The University of British Columbia recognized Smith’s Nobel award by granting him the honorary title of University Professor. In 1994 he was appointment Peter Wall Distinguished Professor of Biotechnology. By this time Smith was preparing to shed his administrative positions and was winding down his research program (he closed his laboratory in 1996). He used his freedom to go back to the bench, spending parts of 1996 and 1997 working in Maynard Olson’s laboratory at the University of Washington on the sequencing of human chromosome 7 and the genome of the bacterium Pseudomonas aeruginosa. Following this “sabbatical,” however, Smith was persuaded to take another administrative position, this time with the British Columbia Cancer Agency, which had launched a large-scale gene-sequencing program.

In 1998 Smith was diagnosed with myelodysplastic syndrome, an incurable form of cancer. Two years later this had developed into leukemia. After a brief period of hospitalization he died in October 2000.


Smith’s papers are held at the University of British Columbia Archives.


With Har Gobind Khorana. “Specific Synthesis of the C5’-C3’ Inter-Ribonucleotide Linkage: the Synthesis of Uridylyl-(5’-3’)-Uridine.” Journal of the American Chemical Society 81 (1959): 2911–2912.

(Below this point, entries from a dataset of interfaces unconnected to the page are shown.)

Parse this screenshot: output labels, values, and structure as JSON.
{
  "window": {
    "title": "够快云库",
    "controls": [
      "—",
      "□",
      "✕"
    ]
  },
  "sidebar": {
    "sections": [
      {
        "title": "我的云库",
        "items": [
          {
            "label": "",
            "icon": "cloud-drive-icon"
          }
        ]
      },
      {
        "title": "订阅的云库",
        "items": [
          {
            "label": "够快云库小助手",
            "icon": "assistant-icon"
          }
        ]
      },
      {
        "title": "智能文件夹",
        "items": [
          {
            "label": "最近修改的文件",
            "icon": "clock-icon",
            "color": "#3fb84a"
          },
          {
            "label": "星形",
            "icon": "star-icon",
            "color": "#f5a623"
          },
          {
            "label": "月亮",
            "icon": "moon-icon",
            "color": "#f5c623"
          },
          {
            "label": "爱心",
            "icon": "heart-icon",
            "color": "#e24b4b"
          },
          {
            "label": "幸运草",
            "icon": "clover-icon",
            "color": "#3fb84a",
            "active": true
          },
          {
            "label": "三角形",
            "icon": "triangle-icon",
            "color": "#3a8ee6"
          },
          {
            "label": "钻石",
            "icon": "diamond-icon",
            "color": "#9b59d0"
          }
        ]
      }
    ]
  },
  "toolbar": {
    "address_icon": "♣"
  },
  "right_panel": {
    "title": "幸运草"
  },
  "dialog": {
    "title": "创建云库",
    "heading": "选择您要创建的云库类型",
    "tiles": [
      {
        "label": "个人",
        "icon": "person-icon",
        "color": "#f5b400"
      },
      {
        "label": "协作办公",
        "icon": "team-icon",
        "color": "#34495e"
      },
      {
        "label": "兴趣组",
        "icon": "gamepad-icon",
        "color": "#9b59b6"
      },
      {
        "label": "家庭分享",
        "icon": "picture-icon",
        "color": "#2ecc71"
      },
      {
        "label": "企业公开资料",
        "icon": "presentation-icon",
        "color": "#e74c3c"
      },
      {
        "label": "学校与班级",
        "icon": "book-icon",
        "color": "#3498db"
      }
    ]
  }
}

With Caroline Astell. “Thermal Elution of Complementary Sequences of Nucleic Acids from Cellulose Columns with Covalently Attached Oligonucleotides of Known Length and Sequence.” Journal of Biological Chemistry 246 (1971): 1944–1946.

With Shirley Gillam. “Enzymatic Synthesis of Deoxyribooligonucleotides of Defined Sequence.” Nature New Biology238 (1972): 233–234.

With Nigel L. Brown. “The Sequence of a Region of Bacteriophage NX174 DNA Coding for Parts of Genes A and B.” Journal of Molecular Biology 116 (1977): 1–30.

With Donna L. Montgomery, Benjamin D. Hall, and Shirley Gillam. “Identification and Isolation of the Yeast Cytochrome c Gene.” Cell 14 (1978): 673–680.

With Clyde A. Hutchison, Sandra Phillips, Marshall H. Edgell, et al. “Mutagenesis at a Specific Position in a DNA Sequence.” Journal of Biological Chemistry 253 (1978): 6551–6560.

With Greg Winter, Alan R. Fersht, Anthony J. Wilkinson, and Mark Zoller. “Redesigning Enzyme Structure by Site-Directed Mutagenesis: Tyrosyl tRNA Synthetase and ATP Binding.” Nature 299 (1982): 756–758.

“In Vitro Mutagenesis.” Annual Review of Genetics 19 (1985): 423–462.


Astell, Caroline. “Michael Smith.” Biographical Memoirs of Fellows of the Royal Society 47 (2001): 429–441.

Damer, Eric, and Caroline Astell. No Ordinary Mike: Michael Smith, Nobel Laureate. Vancouver, BC: Ronsdale Press, 2004.

Graeme K. Hunter

About this article

Smith, Michael

Updated About content Print Article